MANKATO — At 10 a.m. on the day after Christmas in 1862, 38 Dakota men were led out of a nearby prison to a scaffold specially constructed for their execution.
An estimated 4,000 spectators crammed the streets of Mankato. Col. Stephen Miller, charged with keeping the peace in the days leading up to the hangings, had declared martial law and had banned the sale and consumption of alcohol within a 10-mile radius of the town.
The scaffold itself was an engineering feat, designed with a single platform that would fall with the cutting of one rope.
As the men took their places on the scaffold, white muslin coverings pulled over their faces, they sang a song and grasped each other’s hands.
Capt. William Duley, who had lost several members of his family in the attack on the Lake Shetek settlement, cut the rope with a single blow from an ax as spectators cheered.
The bodies dangled from the scaffold for a half hour before being cut down and taken to a shallow mass grave on a sandbar between Mankato’s main street and the Minnesota River.
That night, most of the bodies were dug up and taken to physicians for use as medical cadavers.
While the war and execution remain the most dramatic historical events in Minnesota history, the somber reality is that the Dakotas suffering and death toll would grow dramatically following the war.
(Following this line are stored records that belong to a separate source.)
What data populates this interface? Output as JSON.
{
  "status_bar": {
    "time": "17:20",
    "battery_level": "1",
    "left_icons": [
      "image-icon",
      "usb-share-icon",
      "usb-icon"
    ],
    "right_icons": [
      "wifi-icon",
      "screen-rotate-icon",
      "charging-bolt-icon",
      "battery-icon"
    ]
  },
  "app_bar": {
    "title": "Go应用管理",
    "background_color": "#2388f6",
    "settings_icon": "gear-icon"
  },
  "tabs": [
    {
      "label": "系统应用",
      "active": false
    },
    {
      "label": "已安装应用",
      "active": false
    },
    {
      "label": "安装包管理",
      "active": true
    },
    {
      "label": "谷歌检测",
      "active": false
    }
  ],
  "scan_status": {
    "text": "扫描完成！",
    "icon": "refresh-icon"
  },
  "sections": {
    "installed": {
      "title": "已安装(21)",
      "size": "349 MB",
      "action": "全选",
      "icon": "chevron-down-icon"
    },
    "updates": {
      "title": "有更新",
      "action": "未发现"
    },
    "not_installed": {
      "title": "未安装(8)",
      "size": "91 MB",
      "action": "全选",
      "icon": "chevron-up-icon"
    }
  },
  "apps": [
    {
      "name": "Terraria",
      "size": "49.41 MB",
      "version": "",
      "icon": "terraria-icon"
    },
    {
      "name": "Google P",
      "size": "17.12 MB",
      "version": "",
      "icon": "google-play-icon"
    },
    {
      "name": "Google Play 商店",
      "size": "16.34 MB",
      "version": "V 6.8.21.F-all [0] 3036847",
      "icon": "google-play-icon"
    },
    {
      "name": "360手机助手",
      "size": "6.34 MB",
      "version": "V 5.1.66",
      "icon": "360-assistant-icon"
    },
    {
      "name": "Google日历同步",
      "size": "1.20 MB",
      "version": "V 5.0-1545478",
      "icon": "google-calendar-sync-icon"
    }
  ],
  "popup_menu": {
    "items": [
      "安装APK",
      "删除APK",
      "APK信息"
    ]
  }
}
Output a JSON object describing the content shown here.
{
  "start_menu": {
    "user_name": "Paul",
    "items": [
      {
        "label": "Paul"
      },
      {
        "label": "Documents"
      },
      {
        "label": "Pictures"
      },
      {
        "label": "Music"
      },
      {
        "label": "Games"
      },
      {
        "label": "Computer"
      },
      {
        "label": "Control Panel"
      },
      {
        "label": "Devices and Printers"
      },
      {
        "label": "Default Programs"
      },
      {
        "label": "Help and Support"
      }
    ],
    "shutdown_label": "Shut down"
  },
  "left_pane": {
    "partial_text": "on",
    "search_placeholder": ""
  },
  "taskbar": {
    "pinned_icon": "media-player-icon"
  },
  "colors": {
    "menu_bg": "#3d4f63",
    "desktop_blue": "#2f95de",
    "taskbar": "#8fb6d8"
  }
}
“The consequences for the Dakota didn’t end on Dec. 26, 1862. They didn’t end in 1863. I’m not sure they’ve ended yet for them,” said Ben Leonard, director of the Nicollet County Historical Society.
And Leonard said the U.S.-Dakota War was just the beginning of much more bloodshed to come.
“If you look at the grand scheme of history, the U.S.-Dakota War wasn’t an isolated event, but the first event in the war between the U.S. and the Plains Indians that didn’t end until Wounded Knee.”